After a quick lunch and some time in the hang space and solutions exchange I went to my second session of the day, #NET1743, VMware NSX Technical Deep Dive. I have been fortunate enough to have been on the VMware internal NSX training and actually done some real world deployments, so I have had a lot of exposure to NSX. Unfortunately this meant there was no new content for me, but the session was presented well and was well received.
To cap off a day of NSX focus, I also spent some time working through HOLSDC1425, VMware NSX Advanced. This is a great way to get some hands on experience with advanced NSX services (over and above the standard routing, switching and firewall functionality available in the basic NSX HOL). Subjects included DHCP relay, scale out L3 connectivity including configuring OSPF and ECMP (very cool!) and Layer 2 VPN. There are also some examples of 3rd party integration with Symantec and Riverbed.
In the evening we headed over to the solutions exchange for the drinks reception, then on to the vExpert/VCDX reception, and finally the vJamon event. By far my favourite was the vJamon event, which was hosted in a great venue with live music and good food, and overall a really good event sponsored by Cisco and Intel.

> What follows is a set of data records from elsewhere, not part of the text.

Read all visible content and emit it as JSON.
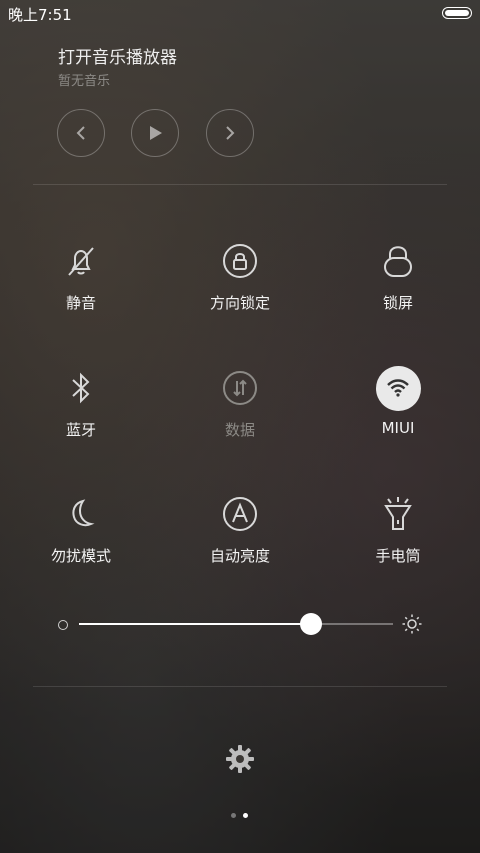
{
  "status": {
    "time": "晚上7:51"
  },
  "music": {
    "title": "打开音乐播放器",
    "subtitle": "暂无音乐",
    "controls": [
      "previous",
      "play",
      "next"
    ]
  },
  "toggles": [
    {
      "label": "静音",
      "icon": "bell-off-icon",
      "state": "off"
    },
    {
      "label": "方向锁定",
      "icon": "rotation-lock-icon",
      "state": "off"
    },
    {
      "label": "锁屏",
      "icon": "lock-icon",
      "state": "off"
    },
    {
      "label": "蓝牙",
      "icon": "bluetooth-icon",
      "state": "off"
    },
    {
      "label": "数据",
      "icon": "mobile-data-icon",
      "state": "disabled"
    },
    {
      "label": "MIUI",
      "icon": "wifi-icon",
      "state": "on"
    },
    {
      "label": "勿扰模式",
      "icon": "moon-icon",
      "state": "off"
    },
    {
      "label": "自动亮度",
      "icon": "auto-brightness-icon",
      "state": "off"
    },
    {
      "label": "手电筒",
      "icon": "flashlight-icon",
      "state": "off"
    }
  ],
  "brightness": {
    "level": 0.74
  },
  "pager": {
    "pages": 2,
    "active": 1
  }
}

These events are a fantastic opportunity to network with peers and meet up with colleagues and are one of the most valuable features of VMworld for me.
All in, a great first day, even on crutches! Looking forward to more tomorrow.

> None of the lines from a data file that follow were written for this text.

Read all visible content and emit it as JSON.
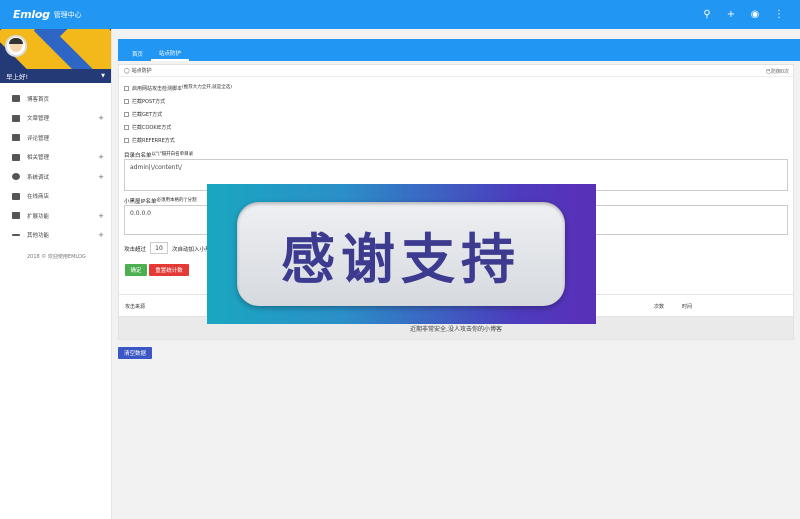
{
  "topbar": {
    "logo": "Emlog",
    "title": "管理中心",
    "icons": [
      "search-icon",
      "plus-icon",
      "palette-icon",
      "more-vert-icon"
    ]
  },
  "sidebar": {
    "greeting": "早上好!",
    "items": [
      {
        "label": "博客首页",
        "icon": "monitor-icon",
        "expandable": false
      },
      {
        "label": "文章管理",
        "icon": "document-icon",
        "expandable": true
      },
      {
        "label": "评论管理",
        "icon": "comment-icon",
        "expandable": false
      },
      {
        "label": "相关管理",
        "icon": "list-icon",
        "expandable": true
      },
      {
        "label": "系统调试",
        "icon": "gear-icon",
        "expandable": true
      },
      {
        "label": "在线商店",
        "icon": "store-icon",
        "expandable": false
      },
      {
        "label": "扩展功能",
        "icon": "extension-icon",
        "expandable": true
      },
      {
        "label": "其他功能",
        "icon": "more-icon",
        "expandable": true
      }
    ],
    "footer": "2018 © 欢迎使用EMLOG"
  },
  "main": {
    "tabs": [
      {
        "label": "首页",
        "active": false
      },
      {
        "label": "站点防护",
        "active": true
      }
    ],
    "panel": {
      "title": "站点防护",
      "right_text": "已防御0次",
      "options": [
        {
          "label": "启用网站攻击检测脚本",
          "note": "(推荐大力全开,就是全选)"
        },
        {
          "label": "拦截POST方式",
          "note": ""
        },
        {
          "label": "拦截GET方式",
          "note": ""
        },
        {
          "label": "拦截COOKIE方式",
          "note": ""
        },
        {
          "label": "拦截REFERRE方式",
          "note": ""
        }
      ],
      "whitelist_label": "目录白名单",
      "whitelist_note": "以\"|\"隔开白名单目录",
      "whitelist_value": "admin|\\/content\\/",
      "blacklist_label": "小黑屋IP名单",
      "blacklist_note": "必须用本格的'|'分割",
      "blacklist_value": "0.0.0.0",
      "attack_prefix": "攻击超过",
      "attack_count": "10",
      "attack_suffix": "次自动加入小黑",
      "confirm_button": "确定",
      "reset_button": "重置统计数"
    },
    "table": {
      "columns": [
        "攻击来源",
        "次数",
        "时间"
      ],
      "empty_text": "近期非常安全,没人攻击你的小博客"
    },
    "clear_button": "清空数据"
  },
  "overlay": {
    "text": "感谢支持"
  }
}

With the release of vCAC 6.1 there have been some great improvements in the setup of the clustered vCAC appliances - none of the previous copying of configuration files between appliances - just a simple wizard to do it all for you. In my opinion this is superb.
You'll need to have deployed a load balancer of some sort - vCAC 6.0 build-out to distributed model – Part 3.1: Configure Load Balancing with vCNS or vCAC 6.0 build-out to distributed model – Part 3.2: Configure load balancing with NSX

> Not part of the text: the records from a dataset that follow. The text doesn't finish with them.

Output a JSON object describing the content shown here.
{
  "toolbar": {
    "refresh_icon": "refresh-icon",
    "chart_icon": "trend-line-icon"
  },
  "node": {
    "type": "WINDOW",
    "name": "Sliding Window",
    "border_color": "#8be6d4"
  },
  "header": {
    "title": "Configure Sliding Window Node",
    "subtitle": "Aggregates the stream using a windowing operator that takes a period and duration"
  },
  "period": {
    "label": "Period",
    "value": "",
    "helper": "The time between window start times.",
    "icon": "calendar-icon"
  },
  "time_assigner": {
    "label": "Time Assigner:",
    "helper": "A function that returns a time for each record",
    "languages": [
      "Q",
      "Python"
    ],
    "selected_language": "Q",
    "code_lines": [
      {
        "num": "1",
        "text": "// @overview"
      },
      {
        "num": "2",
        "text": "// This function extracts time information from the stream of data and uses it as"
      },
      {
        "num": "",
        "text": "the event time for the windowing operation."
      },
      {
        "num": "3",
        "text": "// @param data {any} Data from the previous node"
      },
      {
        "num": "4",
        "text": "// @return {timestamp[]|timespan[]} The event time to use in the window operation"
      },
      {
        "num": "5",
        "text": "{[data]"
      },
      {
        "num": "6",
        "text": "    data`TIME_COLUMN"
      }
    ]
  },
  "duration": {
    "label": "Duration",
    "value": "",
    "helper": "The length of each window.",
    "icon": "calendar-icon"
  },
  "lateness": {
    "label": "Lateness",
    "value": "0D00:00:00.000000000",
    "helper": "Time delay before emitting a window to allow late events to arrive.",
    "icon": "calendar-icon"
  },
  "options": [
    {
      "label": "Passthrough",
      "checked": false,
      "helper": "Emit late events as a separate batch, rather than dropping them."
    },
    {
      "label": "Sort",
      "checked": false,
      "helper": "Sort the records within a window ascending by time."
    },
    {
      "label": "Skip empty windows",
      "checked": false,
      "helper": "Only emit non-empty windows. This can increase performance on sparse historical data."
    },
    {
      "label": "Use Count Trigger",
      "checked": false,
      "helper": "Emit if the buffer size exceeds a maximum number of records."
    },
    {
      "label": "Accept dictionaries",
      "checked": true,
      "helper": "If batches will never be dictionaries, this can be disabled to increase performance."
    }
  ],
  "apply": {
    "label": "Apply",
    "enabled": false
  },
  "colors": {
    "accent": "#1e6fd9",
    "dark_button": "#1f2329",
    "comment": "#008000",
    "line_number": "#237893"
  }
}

Deploy vCAC Appliances
Deploy three vCAC appliances by running through the OVF deployment wizard, two to be configured as vCAC Appliance nodes and one to be the external vPostgres database.
Posts in this series
- vCAC 6.0/6.1 build out to distributed model: Deploy the Identity Appliance
- VCAC 6.0 build-out to distributed model – Part 1: Certificates
- vCAC 6.0 build-out to distributed model – Part 2: vPostgres
- vCAC 6.0 build-out to distributed model – Part 3.1: Configure Load Balancing with vCNS
- vCAC 6.0 build-out to distributed model – Part 3.2: Configure load balancing with NSX
- vCAC 6.0 build-out to distributed model – Part 4: Deploying and clustering a secondary vCAC Appliance
SSO is a fundamental requirement when deploying vCAC, whether for a distributed or simple installation. This walk through goes through the deployment and configuration of the vCAC Identity Appliance, which provides a stand alone SSO instance for vCAC.
Some of the posts in this series are completed with vCAC 6.0.1, others will be with 6.1. Where there are differences I will aim to point them out!
Deploying the OVF
Deploying the OVF is very simple, just run through the wizard:
The appliance will perform a reverse lookup to get it's hostname - if you have pre-staged a DNS A and PTR record, and have a reservation set for the VM. If you statically assign an IP address, make sure you use the FQDN in the hostname field - not doing so will cause issues with the self-signed certificates and also when you join the Active Directory domain.
The NSX Edge Gateway comes pre-armed with the ability to provide an SSL VPN for remote access into your network. This isn't a new feature (SSL VPN was available in vCloud Networking and Security), but it's worth a run through. I'm configuring remote access to my Lab, since it's often useful to access it when on a client site, but traditional VPN connections are often blocked on corporate networks where HTTPS isn't.